Given data:
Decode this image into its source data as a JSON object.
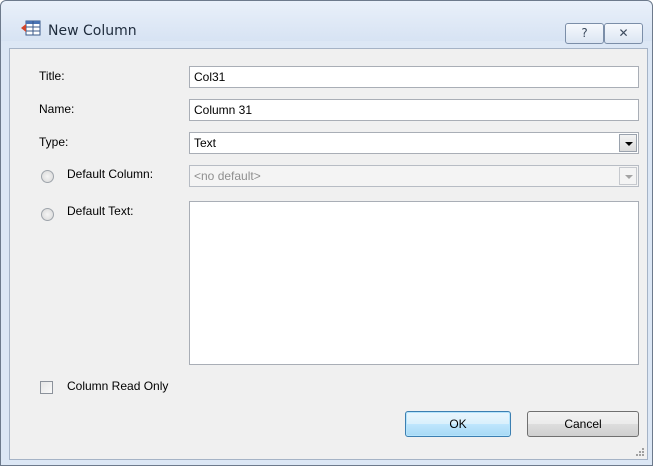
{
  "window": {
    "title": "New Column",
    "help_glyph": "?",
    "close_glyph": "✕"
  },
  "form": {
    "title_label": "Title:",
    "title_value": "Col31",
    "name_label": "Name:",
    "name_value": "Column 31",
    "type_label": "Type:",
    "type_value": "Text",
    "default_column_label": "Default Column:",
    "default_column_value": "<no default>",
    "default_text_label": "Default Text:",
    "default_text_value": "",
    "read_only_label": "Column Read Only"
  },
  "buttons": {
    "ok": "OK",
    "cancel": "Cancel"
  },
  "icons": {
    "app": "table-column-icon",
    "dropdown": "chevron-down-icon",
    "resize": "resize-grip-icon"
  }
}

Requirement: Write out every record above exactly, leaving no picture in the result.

Answer to the problem:
Decode this image into its source data as a JSON object.
{
  "window": {
    "title": "New Column",
    "help_glyph": "?",
    "close_glyph": "✕"
  },
  "form": {
    "title_label": "Title:",
    "title_value": "Col31",
    "name_label": "Name:",
    "name_value": "Column 31",
    "type_label": "Type:",
    "type_value": "Text",
    "default_column_label": "Default Column:",
    "default_column_value": "<no default>",
    "default_text_label": "Default Text:",
    "default_text_value": "",
    "read_only_label": "Column Read Only"
  },
  "buttons": {
    "ok": "OK",
    "cancel": "Cancel"
  },
  "icons": {
    "app": "table-column-icon",
    "dropdown": "chevron-down-icon",
    "resize": "resize-grip-icon"
  }
}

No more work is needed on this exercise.